“In Hollow Time” sets all the right tones with its smooth and soulful story of financial woes, homelessness and passion during the Great Recession set in San Francisco’s own Mission District.
The theatre arts department’s latest production opened with an astonishing performance last Thursday, April 10, to a packed Studio Theatre. The cast treated the audience to a show of funny, sexually-charged quips and scenes and multi-dimensional characters that all shared the spotlight with their acting and singing abilities. All the while, the musicians filled the room with smooth blues and rock ‘n’ roll sounds of a harmonica, piano and guitar trifecta.
Director Roy Conboy said his youth inspired the sounds of “In Hollow Time.”
“When I was younger I was in bands and I had a folk duo with my brother,” Conboy said. “We did a lot of that kind of stuff and I still play all the time. I still write songs for myself and actually I’ve been writing songs that go into my plays for years and years. This was the most musical attempt I’ve ever gotten at.”

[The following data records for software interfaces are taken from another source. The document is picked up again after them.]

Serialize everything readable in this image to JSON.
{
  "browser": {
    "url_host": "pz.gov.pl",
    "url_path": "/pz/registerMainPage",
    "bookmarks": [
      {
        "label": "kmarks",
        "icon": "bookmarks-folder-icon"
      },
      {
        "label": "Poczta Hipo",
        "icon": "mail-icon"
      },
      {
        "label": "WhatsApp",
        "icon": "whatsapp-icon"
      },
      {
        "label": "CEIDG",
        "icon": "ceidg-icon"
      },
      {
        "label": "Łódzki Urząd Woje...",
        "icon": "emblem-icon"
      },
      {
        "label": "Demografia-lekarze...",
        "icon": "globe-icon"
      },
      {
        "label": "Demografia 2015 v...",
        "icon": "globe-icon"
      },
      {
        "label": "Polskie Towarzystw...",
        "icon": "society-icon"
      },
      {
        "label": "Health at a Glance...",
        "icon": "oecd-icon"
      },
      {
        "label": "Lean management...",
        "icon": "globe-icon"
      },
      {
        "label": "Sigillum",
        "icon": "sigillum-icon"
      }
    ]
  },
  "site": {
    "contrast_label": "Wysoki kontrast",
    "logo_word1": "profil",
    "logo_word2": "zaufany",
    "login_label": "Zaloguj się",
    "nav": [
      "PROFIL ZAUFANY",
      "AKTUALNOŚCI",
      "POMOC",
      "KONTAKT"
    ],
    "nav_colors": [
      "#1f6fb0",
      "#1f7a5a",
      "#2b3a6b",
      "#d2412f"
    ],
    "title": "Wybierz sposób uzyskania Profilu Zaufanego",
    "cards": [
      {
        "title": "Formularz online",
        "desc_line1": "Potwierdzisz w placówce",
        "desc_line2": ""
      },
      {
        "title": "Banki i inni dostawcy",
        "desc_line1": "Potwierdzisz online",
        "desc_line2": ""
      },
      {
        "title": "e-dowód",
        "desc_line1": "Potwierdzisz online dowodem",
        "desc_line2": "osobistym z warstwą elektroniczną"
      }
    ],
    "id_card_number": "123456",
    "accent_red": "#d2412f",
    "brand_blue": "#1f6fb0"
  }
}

It took two semesters to produce the show, as Conboy first wrote act one of his originally written and composed script, then casted for the show and finally rounded up a group of student artists and alumni to help write the remaining acts.
One of the alumni was Carlos Mendoza, who graduated last semester and became the assistant director of the production. Mendoza was greatly satisfied with the audience’s response on opening night because it showed support for the hard work the cast and crew put into the play.

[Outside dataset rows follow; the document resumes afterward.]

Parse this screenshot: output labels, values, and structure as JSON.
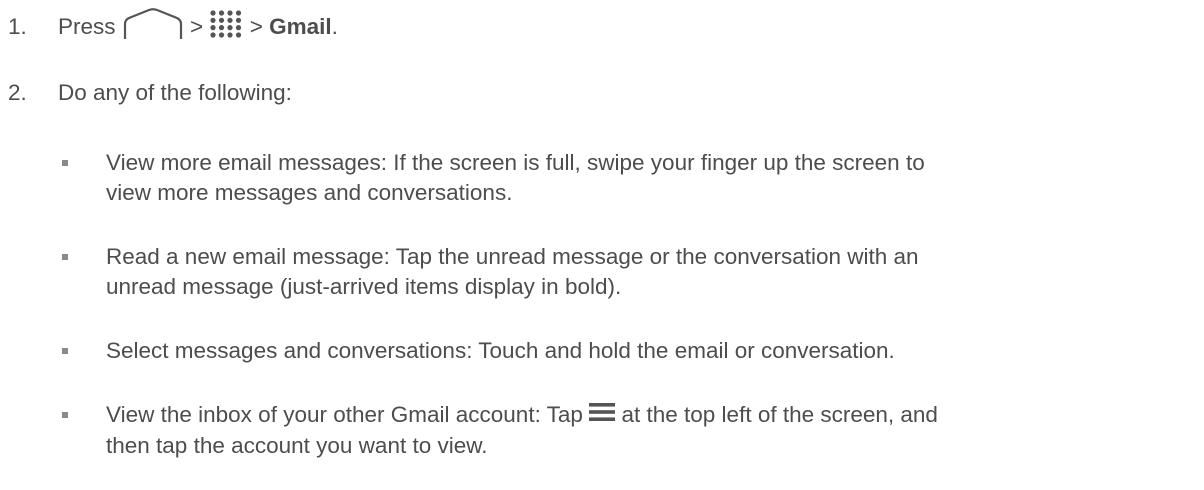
{
  "steps": [
    {
      "number": "1.",
      "prefix": "Press",
      "sep1": ">",
      "sep2": ">",
      "app": "Gmail",
      "suffix": ".",
      "icons": [
        "home-icon",
        "apps-grid-icon"
      ]
    },
    {
      "number": "2.",
      "text": "Do any of the following:"
    }
  ],
  "bullets": [
    {
      "line1": "View more email messages: If the screen is full, swipe your finger up the screen to",
      "line2": "view more messages and conversations."
    },
    {
      "line1": "Read a new email message: Tap the unread message or the conversation with an",
      "line2": "unread message (just-arrived items display in bold)."
    },
    {
      "line1": "Select messages and conversations: Touch and hold the email or conversation."
    },
    {
      "line1_before": "View the inbox of your other Gmail account: Tap",
      "line1_after": "at the top left of the screen, and",
      "line2": "then tap the account you want to view.",
      "icon": "menu-icon"
    }
  ],
  "colors": {
    "text": "#4d4d4d",
    "bullet": "#8a8a8a",
    "icon": "#555555"
  }
}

“Literally everyone had their creative seed in it,” Mendoza said.
The production stars a private eye named Salsa, played by Ariella Irula, who tries to solve her latest case of finding the missing financier, played by Elliot Lieberman, and receiving the love of his abandoned wife, Corazon, played by Heather Bridgeman. There are also “hidden women” in the play who each have their own stories to tell and deliver these stories by taking turns slamming poetry inside a circle, a spotlight, a stage for them.
Eric Chen, a freshman and business major, has enjoyed the productions the theatre arts department has been producing. He attended the previous play, “Measure for Measure,” and said it is great that his professor offers the opportunities to see these live shows, which are new for him.
Conboy’s original storyline and use of SF locality make “In Hollow Time” an exciting mixture of old-time detective tales and modern scenery, diverse characters and themes of homelessness and greed all too familiar in this city.
Other present themes, such as having passion, strength and a voice are more powerful than the negatives, and are shown in the beautiful compositions sung by the actors throughout the production. If there was one haunting line in the show to leave with, it would be Salsa describing Corazon’s undying faithfulness:
“Because even in those hollow times and in his hollow eyes her love held strong.”
“In Hollow Time” runs at 8 p.m. April 17-19 and 2 p.m. April 20 in Studio Theatre. Tickets are $8.